▼▼▼

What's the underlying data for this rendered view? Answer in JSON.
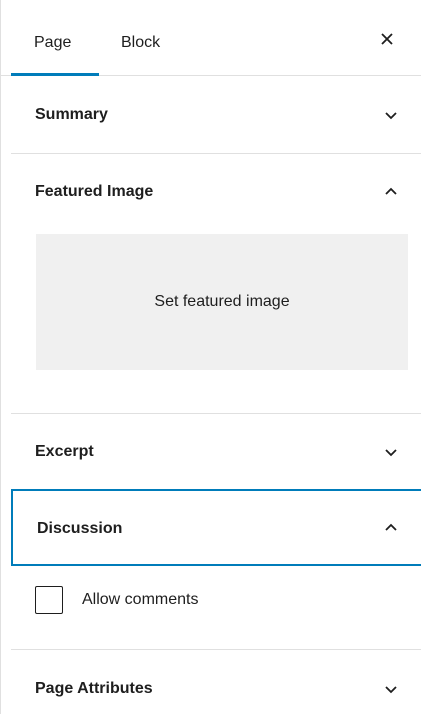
{
  "tabs": {
    "page_label": "Page",
    "block_label": "Block"
  },
  "close_icon": "close-x-icon",
  "panels": {
    "summary": {
      "title": "Summary",
      "expanded": false
    },
    "featured_image": {
      "title": "Featured Image",
      "expanded": true,
      "button_label": "Set featured image"
    },
    "excerpt": {
      "title": "Excerpt",
      "expanded": false
    },
    "discussion": {
      "title": "Discussion",
      "expanded": true,
      "checkbox_label": "Allow comments",
      "checked": false
    },
    "page_attributes": {
      "title": "Page Attributes",
      "expanded": false
    }
  },
  "colors": {
    "accent": "#007cba",
    "placeholder_bg": "#f0f0f0",
    "divider": "#e0e0e0",
    "text": "#1e1e1e"
  }
}
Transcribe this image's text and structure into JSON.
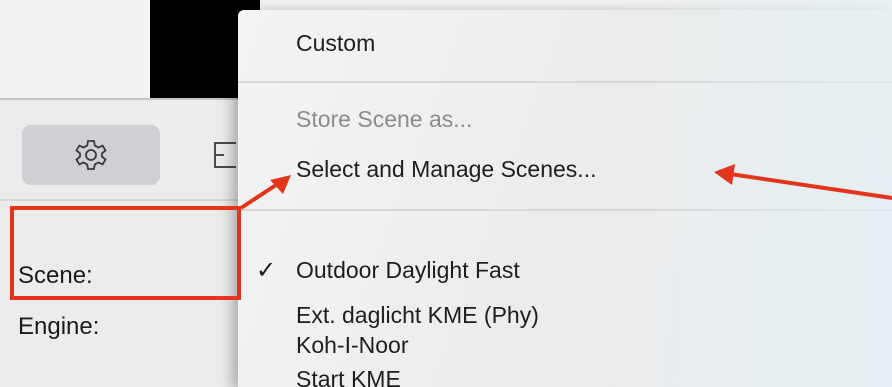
{
  "panel": {
    "scene_label": "Scene:",
    "engine_label": "Engine:"
  },
  "icons": {
    "settings": "gear-icon",
    "partial": "panel-icon"
  },
  "menu": {
    "items": [
      {
        "label": "Custom",
        "enabled": true
      },
      {
        "label": "Store Scene as...",
        "enabled": false
      },
      {
        "label": "Select and Manage Scenes...",
        "enabled": true
      },
      {
        "label": "Outdoor Daylight Fast",
        "enabled": true,
        "checked": true
      },
      {
        "label": "Ext. daglicht KME (Phy)",
        "enabled": true
      },
      {
        "label": "Koh-I-Noor",
        "enabled": true
      },
      {
        "label": "Start KME",
        "enabled": true
      }
    ],
    "check_mark": "✓"
  },
  "colors": {
    "annotation": "#e3351e",
    "gear_button_bg": "#cfcfd4"
  }
}
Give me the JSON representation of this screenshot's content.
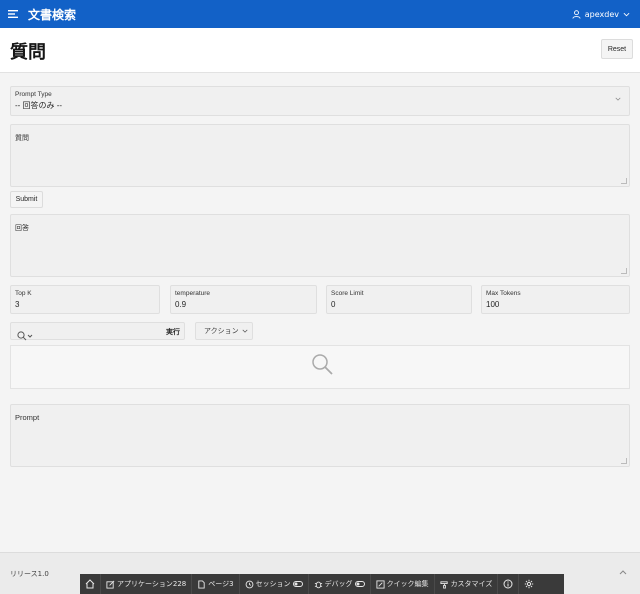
{
  "header": {
    "app_title": "文書検索",
    "user_name": "apexdev",
    "icons": {
      "menu": "hamburger-icon",
      "user": "user-icon",
      "dropdown": "chevron-down-icon"
    }
  },
  "page": {
    "title": "質問",
    "reset_label": "Reset"
  },
  "form": {
    "prompt_type": {
      "label": "Prompt Type",
      "value": "-- 回答のみ --"
    },
    "question": {
      "label": "質問",
      "value": ""
    },
    "submit_label": "Submit",
    "answer": {
      "label": "回答",
      "value": ""
    },
    "top_k": {
      "label": "Top K",
      "value": "3"
    },
    "temperature": {
      "label": "temperature",
      "value": "0.9"
    },
    "score_limit": {
      "label": "Score Limit",
      "value": "0"
    },
    "max_tokens": {
      "label": "Max Tokens",
      "value": "100"
    },
    "prompt": {
      "label": "Prompt",
      "value": ""
    }
  },
  "report": {
    "search_value": "",
    "go_label": "実行",
    "actions_label": "アクション"
  },
  "footer": {
    "release": "リリース1.0"
  },
  "devbar": {
    "items": [
      {
        "label": "",
        "icon": "home-icon"
      },
      {
        "label": "アプリケーション228",
        "icon": "edit-app-icon"
      },
      {
        "label": "ページ3",
        "icon": "edit-page-icon"
      },
      {
        "label": "セッション",
        "icon": "session-icon"
      },
      {
        "label": "デバッグ",
        "icon": "debug-icon"
      },
      {
        "label": "クイック編集",
        "icon": "quick-edit-icon"
      },
      {
        "label": "カスタマイズ",
        "icon": "customize-icon"
      },
      {
        "label": "",
        "icon": "info-icon"
      },
      {
        "label": "",
        "icon": "settings-icon"
      }
    ]
  },
  "colors": {
    "header_bg": "#1261c7",
    "devbar_bg": "#3a3a3a"
  }
}
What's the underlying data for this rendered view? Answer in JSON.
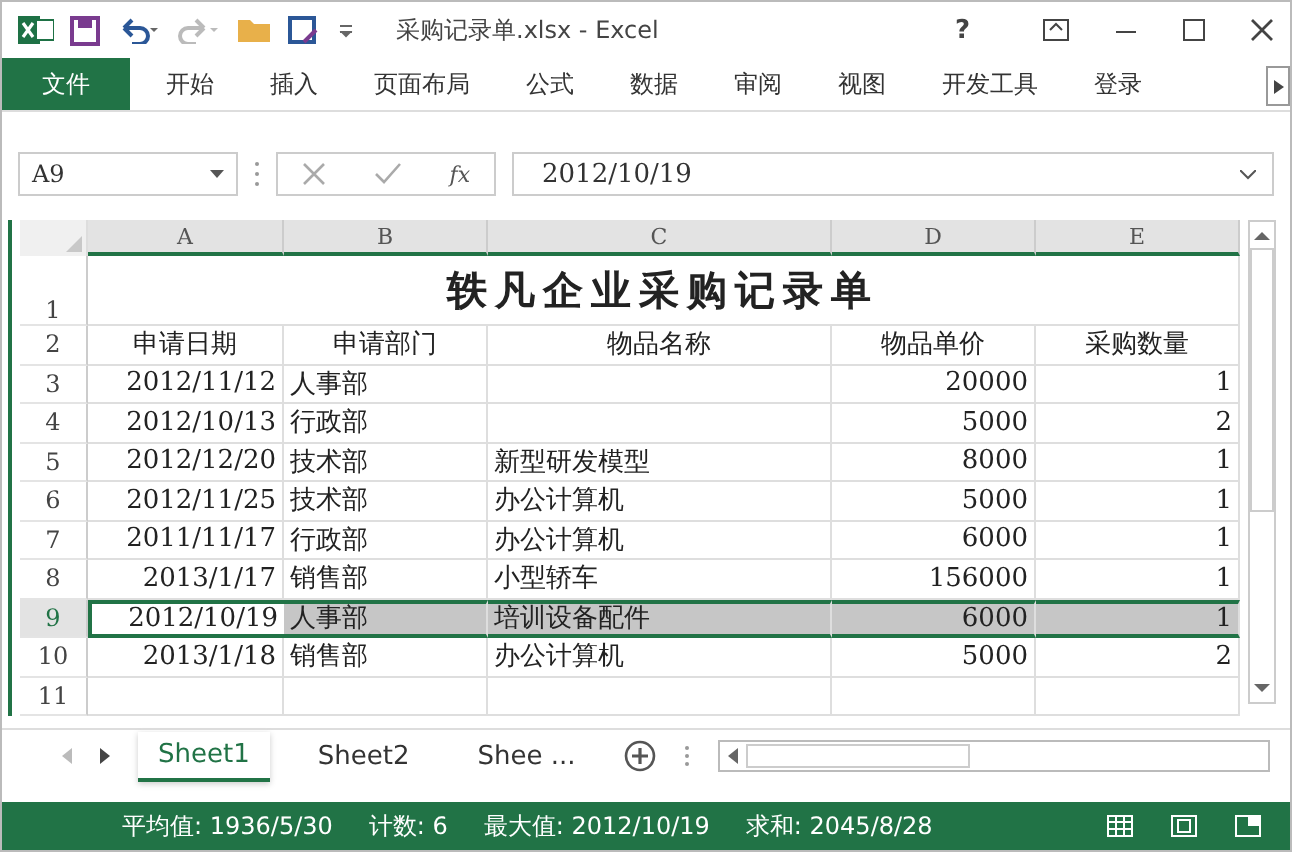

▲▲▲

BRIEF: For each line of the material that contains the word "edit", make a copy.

ANSWER TO THIS EXERCISE:
        "icon": "edit-app-icon"
        "icon": "edit-page-icon"
        "icon": "quick-edit-icon"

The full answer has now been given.